**Exercise objective**
In the entries that follow, find every line containing "true" and copy it.

**Source information**
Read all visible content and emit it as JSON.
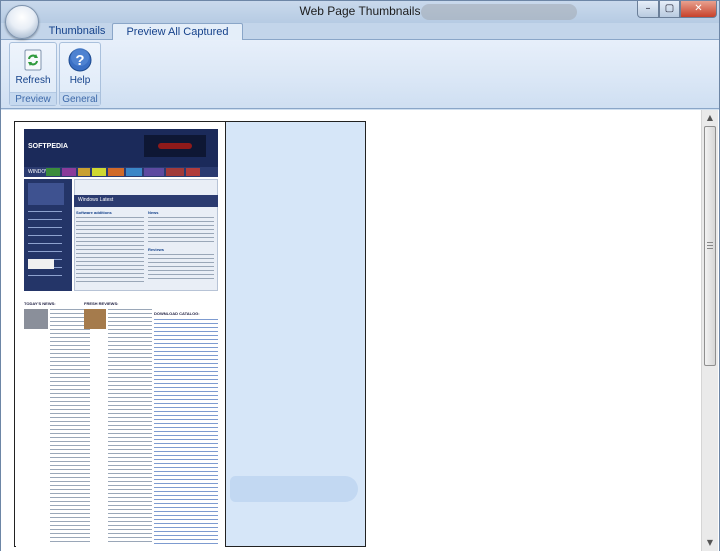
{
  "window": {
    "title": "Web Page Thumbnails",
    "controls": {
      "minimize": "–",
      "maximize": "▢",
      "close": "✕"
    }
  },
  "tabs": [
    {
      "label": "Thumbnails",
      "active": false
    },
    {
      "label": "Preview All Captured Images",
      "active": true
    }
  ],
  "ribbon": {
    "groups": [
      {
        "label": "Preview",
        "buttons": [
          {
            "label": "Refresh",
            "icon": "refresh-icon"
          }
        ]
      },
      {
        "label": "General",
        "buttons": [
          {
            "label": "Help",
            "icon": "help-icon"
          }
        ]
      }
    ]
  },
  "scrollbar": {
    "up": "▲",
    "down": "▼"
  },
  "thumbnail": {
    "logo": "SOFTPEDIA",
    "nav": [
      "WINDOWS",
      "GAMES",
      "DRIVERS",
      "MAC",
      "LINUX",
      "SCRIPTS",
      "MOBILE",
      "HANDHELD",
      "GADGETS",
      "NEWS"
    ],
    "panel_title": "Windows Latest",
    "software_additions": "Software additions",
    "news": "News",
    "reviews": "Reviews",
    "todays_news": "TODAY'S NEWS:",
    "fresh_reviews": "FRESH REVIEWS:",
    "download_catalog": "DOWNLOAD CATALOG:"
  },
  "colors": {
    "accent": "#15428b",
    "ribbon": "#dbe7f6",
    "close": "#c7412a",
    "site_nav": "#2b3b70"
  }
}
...
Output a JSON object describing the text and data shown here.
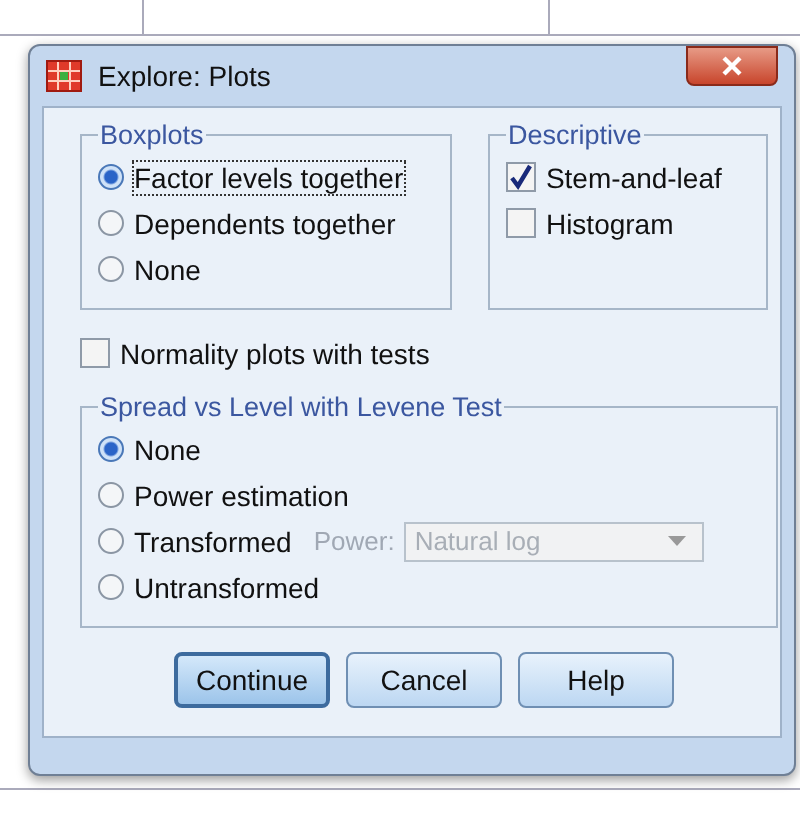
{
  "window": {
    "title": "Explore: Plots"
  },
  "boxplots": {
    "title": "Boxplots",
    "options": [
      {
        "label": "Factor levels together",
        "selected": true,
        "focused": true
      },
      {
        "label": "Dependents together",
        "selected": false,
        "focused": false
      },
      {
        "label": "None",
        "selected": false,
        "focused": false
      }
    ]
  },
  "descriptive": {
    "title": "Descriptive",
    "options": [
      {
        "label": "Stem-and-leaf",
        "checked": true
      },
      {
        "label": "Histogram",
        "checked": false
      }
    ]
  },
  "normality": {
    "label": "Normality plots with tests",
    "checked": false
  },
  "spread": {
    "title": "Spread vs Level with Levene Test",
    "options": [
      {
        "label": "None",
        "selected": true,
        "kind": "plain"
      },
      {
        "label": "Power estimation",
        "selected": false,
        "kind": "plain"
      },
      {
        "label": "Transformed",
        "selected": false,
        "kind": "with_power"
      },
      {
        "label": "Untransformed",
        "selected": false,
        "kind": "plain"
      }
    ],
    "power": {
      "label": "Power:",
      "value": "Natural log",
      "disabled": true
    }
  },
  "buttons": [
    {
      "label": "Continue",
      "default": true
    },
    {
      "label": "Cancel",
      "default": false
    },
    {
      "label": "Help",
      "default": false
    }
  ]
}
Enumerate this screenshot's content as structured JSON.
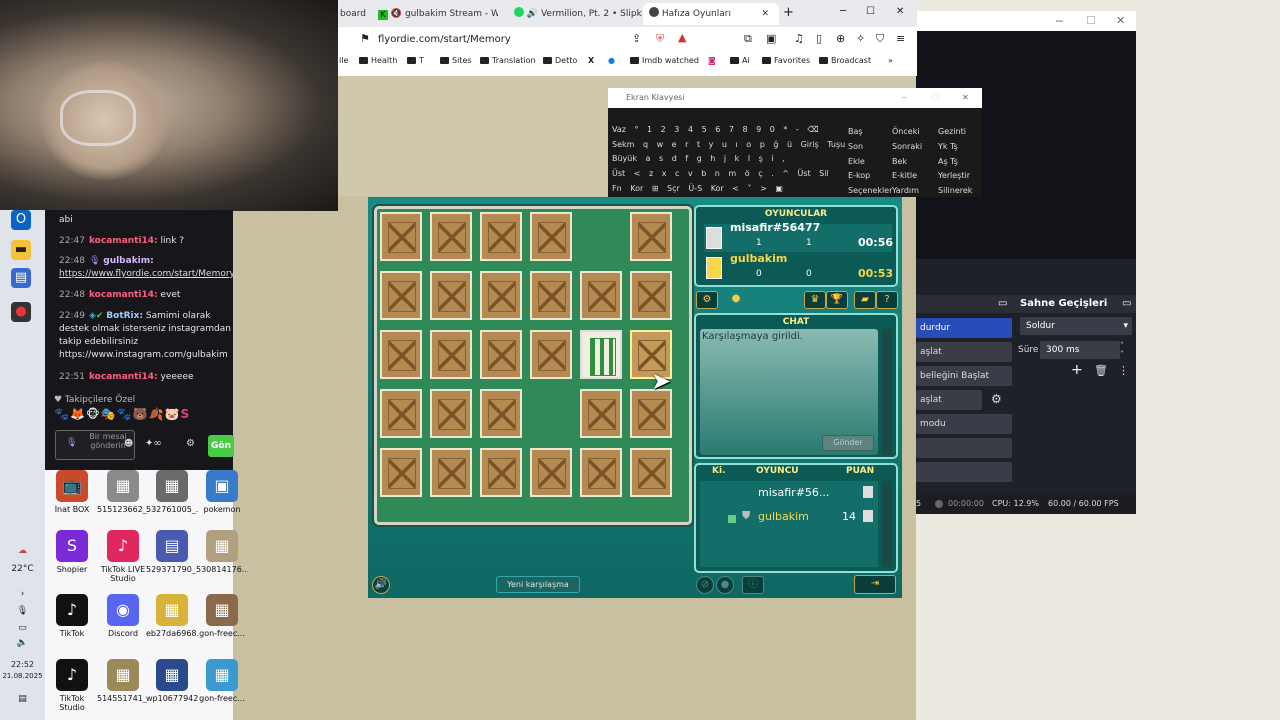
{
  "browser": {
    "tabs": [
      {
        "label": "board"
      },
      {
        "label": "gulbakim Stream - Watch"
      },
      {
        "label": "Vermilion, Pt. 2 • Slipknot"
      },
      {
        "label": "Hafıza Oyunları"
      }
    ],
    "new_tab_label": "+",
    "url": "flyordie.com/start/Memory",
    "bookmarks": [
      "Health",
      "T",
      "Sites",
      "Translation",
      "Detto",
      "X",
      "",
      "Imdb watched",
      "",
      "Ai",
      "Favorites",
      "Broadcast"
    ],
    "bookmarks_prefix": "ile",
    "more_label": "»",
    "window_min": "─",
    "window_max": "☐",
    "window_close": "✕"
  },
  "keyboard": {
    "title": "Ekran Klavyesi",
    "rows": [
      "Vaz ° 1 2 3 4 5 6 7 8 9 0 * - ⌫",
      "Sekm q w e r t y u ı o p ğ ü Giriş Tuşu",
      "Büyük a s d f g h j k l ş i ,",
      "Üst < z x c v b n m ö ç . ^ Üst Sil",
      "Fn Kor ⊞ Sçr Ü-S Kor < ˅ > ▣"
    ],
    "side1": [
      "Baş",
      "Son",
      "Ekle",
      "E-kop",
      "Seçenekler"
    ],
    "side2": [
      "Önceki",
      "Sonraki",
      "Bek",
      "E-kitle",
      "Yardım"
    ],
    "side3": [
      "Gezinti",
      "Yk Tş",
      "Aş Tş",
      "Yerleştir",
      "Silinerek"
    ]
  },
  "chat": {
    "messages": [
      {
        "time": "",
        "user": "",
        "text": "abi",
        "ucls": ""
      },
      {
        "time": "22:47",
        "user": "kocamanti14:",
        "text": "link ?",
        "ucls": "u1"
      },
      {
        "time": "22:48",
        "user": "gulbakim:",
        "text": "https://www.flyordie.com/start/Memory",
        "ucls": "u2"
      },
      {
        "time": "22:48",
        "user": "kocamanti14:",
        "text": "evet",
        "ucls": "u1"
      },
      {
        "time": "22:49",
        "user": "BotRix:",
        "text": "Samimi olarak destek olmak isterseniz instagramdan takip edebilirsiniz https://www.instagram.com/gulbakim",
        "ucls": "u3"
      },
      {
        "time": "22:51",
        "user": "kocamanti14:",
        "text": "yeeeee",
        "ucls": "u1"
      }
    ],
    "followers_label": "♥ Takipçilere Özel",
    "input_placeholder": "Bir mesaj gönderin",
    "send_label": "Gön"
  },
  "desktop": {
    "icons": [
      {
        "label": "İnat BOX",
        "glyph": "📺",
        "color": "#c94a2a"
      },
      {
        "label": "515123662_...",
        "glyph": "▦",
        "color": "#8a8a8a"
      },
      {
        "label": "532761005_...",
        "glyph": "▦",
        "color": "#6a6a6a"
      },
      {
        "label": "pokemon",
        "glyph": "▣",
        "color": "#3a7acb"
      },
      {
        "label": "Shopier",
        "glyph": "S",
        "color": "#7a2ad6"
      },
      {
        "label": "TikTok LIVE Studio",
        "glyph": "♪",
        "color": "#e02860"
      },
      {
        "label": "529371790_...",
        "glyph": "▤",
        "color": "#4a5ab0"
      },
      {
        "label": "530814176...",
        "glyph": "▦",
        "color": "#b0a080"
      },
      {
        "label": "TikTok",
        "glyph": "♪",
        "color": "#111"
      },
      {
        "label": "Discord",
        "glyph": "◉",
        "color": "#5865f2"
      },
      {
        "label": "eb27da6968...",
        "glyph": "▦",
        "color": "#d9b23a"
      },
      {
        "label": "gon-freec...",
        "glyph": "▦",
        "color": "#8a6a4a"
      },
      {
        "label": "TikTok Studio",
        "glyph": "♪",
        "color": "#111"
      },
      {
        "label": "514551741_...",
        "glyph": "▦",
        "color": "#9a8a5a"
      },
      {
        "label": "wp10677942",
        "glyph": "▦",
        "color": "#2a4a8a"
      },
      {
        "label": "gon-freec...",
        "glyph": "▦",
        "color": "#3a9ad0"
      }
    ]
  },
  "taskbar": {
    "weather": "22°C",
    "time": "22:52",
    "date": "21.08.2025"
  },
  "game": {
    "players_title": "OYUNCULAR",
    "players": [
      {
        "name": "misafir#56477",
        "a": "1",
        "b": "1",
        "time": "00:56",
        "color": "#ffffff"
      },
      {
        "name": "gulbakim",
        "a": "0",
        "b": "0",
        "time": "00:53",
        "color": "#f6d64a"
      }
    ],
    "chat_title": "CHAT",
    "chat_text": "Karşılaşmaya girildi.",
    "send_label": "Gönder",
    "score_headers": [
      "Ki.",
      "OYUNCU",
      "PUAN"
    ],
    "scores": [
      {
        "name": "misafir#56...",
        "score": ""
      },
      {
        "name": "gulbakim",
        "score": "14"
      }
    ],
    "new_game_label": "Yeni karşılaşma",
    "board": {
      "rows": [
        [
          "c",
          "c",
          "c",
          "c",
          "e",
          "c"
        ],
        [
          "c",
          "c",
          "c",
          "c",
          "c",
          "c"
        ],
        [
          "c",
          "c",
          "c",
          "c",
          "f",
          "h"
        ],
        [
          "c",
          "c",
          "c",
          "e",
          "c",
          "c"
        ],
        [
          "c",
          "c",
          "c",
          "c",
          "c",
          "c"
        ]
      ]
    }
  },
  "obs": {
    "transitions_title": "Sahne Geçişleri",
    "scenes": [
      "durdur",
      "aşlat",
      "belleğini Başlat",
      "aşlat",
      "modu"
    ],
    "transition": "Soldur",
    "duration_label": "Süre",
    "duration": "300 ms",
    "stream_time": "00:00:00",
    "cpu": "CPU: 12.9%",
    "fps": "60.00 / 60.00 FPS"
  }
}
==
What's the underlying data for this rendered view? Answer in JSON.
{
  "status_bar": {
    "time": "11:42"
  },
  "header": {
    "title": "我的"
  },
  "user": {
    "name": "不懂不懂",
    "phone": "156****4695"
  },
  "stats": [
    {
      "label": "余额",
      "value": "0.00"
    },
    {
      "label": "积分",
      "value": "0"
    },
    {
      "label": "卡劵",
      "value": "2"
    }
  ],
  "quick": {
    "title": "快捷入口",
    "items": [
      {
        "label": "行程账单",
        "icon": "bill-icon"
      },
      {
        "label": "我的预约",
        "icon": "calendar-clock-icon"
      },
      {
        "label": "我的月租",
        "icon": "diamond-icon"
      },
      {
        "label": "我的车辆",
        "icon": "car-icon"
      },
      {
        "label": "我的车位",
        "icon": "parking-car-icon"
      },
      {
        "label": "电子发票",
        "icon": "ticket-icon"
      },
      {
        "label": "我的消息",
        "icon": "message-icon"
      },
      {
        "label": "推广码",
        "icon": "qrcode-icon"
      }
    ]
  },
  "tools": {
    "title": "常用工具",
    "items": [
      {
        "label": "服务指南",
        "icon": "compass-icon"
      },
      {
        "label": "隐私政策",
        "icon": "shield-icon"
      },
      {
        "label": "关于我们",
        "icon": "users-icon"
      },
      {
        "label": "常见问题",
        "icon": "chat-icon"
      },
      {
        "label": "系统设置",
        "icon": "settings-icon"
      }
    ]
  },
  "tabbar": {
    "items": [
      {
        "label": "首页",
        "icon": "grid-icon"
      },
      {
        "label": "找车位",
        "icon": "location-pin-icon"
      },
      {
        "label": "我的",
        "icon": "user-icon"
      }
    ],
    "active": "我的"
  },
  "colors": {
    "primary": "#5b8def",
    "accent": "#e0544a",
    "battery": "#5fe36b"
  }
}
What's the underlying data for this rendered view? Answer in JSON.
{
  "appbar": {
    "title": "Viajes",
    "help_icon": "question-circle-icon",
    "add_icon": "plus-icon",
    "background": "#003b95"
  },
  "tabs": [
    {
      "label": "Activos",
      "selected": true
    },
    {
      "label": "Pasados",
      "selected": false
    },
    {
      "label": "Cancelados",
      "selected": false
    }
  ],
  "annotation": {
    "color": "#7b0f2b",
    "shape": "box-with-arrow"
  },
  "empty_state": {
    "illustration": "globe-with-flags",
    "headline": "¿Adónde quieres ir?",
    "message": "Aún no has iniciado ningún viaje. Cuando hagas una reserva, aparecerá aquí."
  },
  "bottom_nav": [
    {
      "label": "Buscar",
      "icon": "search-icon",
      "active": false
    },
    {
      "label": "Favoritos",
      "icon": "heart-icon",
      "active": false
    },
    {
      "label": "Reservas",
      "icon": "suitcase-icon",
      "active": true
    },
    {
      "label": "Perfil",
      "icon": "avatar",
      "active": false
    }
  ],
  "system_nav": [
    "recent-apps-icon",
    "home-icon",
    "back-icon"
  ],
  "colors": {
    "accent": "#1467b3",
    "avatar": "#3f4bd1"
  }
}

**Result of this task**
      "active": true
        "selected": true,
        "focused": true
        "checked": true
        "selected": true,
      "disabled": true
      "default": true
      "selected": true
      "active": true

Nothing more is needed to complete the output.